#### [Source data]
↓

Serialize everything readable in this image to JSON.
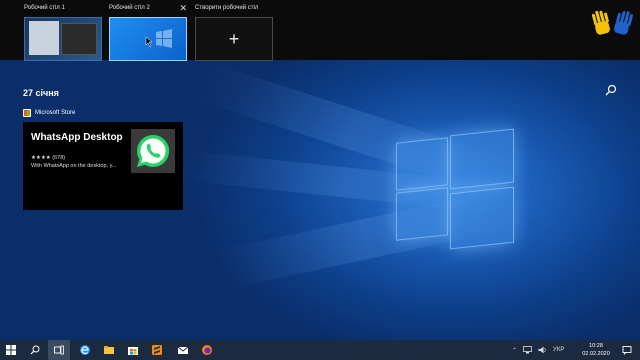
{
  "virtual_desktops": [
    {
      "label": "Робочий стіл 1"
    },
    {
      "label": "Робочий стіл 2",
      "close_glyph": "✕"
    },
    {
      "label": "Створити робочий стіл",
      "plus_glyph": "+"
    }
  ],
  "timeline": {
    "date": "27 січня",
    "source": "Microsoft Store",
    "card": {
      "title": "WhatsApp Desktop",
      "rating": "★★★★ (678)",
      "description": "With WhatsApp on the desktop, y..."
    }
  },
  "taskbar": {
    "language": "УКР",
    "time": "10:28",
    "date": "02.02.2020"
  },
  "colors": {
    "accent": "#1a78e0",
    "whatsapp": "#25d366",
    "taskbar": "#1b2a3e"
  }
}
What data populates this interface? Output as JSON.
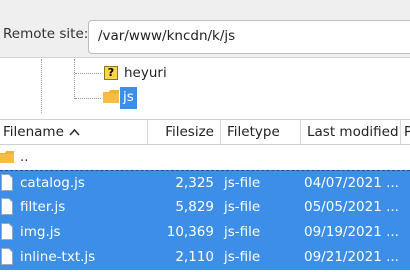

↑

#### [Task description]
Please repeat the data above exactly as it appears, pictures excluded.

#### [Result for this exercise]
Serialize everything readable in this image to JSON.
{
  "virtual_desktops": [
    {
      "label": "Робочий стіл 1"
    },
    {
      "label": "Робочий стіл 2",
      "close_glyph": "✕"
    },
    {
      "label": "Створити робочий стіл",
      "plus_glyph": "+"
    }
  ],
  "timeline": {
    "date": "27 січня",
    "source": "Microsoft Store",
    "card": {
      "title": "WhatsApp Desktop",
      "rating": "★★★★ (678)",
      "description": "With WhatsApp on the desktop, y..."
    }
  },
  "taskbar": {
    "language": "УКР",
    "time": "10:28",
    "date": "02.02.2020"
  },
  "colors": {
    "accent": "#1a78e0",
    "whatsapp": "#25d366",
    "taskbar": "#1b2a3e"
  }
}
What data populates this interface? Output as JSON.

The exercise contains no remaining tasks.